The sale of Asia Aviation Capital seemed like a challenge from the outset, but BBAM's purchase of AirAsia Group's leasing company's assets is nothing short of brilliant.

BBAM can avoid the concentration risk issues that other potential bidders may have had due to the portfolio's single aircraft type and regional exposure by spreading the assets across its multiple platforms: BBAM, FLY Leasing and newly formed fund Incline Aviation.

That said, FLY Leasing will still face concentration issues. The listed lessor's purchase of 34 Airbus A320s and seven engines on lease to AirAsia Group airlines has increased the company's net book value of assets by 21% on closing, and up to 66% upon completion of future deliveries in the transaction.

In an investor presentation today, FLY stated that it will target $150 million sales annually. The company says in the presentation that it plans to reduce leverage "underpinned by significant contracted amortisation, a sales strategy to reduce AirAsia Group exposure and manage FLY's debt/equity ratio".

After the acquisition, the company's leverage will rise to nearly 5x. "You typically only see this post-transaction for the USA listed lessors," says one industry analyst. "They're going to have to sell aircraft to get it down if they want their balance sheet to be where it should be."

The market can expect to see FLY in the market selling AirAsia-leased aircraft soon for a few reasons.

One, as stated above, the company will sell aircraft to pay down debt going forward.

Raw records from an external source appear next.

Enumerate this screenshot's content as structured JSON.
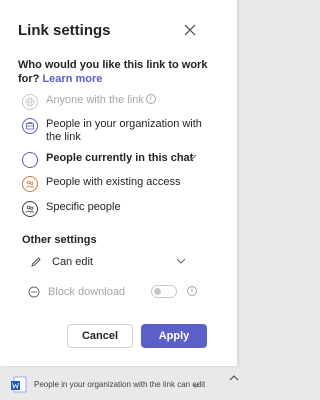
{
  "dialog": {
    "title": "Link settings",
    "question": "Who would you like this link to work for?",
    "learn_more": "Learn more",
    "options": [
      {
        "label": "Anyone with the link",
        "state": "disabled",
        "icon": "globe-icon"
      },
      {
        "label": "People in your organization with the link",
        "state": "enabled",
        "icon": "building-icon"
      },
      {
        "label": "People currently in this chat",
        "state": "selected",
        "icon": "chat-icon"
      },
      {
        "label": "People with existing access",
        "state": "enabled",
        "icon": "people-icon"
      },
      {
        "label": "Specific people",
        "state": "enabled",
        "icon": "people-icon"
      }
    ],
    "other_settings": "Other settings",
    "permission": "Can edit",
    "block_download": "Block download",
    "block_download_on": false,
    "cancel": "Cancel",
    "apply": "Apply"
  },
  "bottom_bar": {
    "text": "People in your organization with the link can edit"
  },
  "colors": {
    "accent": "#5b5fc7",
    "disabled": "#a6a6a6"
  }
}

Two, while the company may not break airline concentration limits in their various debt instruments, the equity market will expect FLY to operate within regularly diversified norms. About 68% of the lessor's book value will be held in Asia-Pacific (pro forma for the deal), according to the investor presentation, with AirAsia Group comprising 24% of lessees.

By comparison, Air Lease's highest exposure is to Europe at 32%, according to its fourth-quarter earnings released on 22 February, while AerCap's is 33% to Europe, according to Flight Fleet Analyzer based on total indicative market value.

Three, FLY will take on an additional 21 A320neos on lease to AirAsia airlines from 2019 to 2021. These will be on 12-year leases as stated in the deal announcement. FLY will need to make room in the portfolio for these acquisitions by selling off the older AirAsia A320 aircraft, or risk even further concentration issues.

Growth has been a major question for FLY shareholders, and that appears to have been answered today. So far, FLY's investors have responded positively to the news, with the stock up nearly 11% at 13:30 EST on 1 March, a day when the market has fallen about 2%. And, given BBAM's marketing platform, it shouldn't be too hard for FLY to move these aircraft when the time comes.

Source: Cirium Dashboard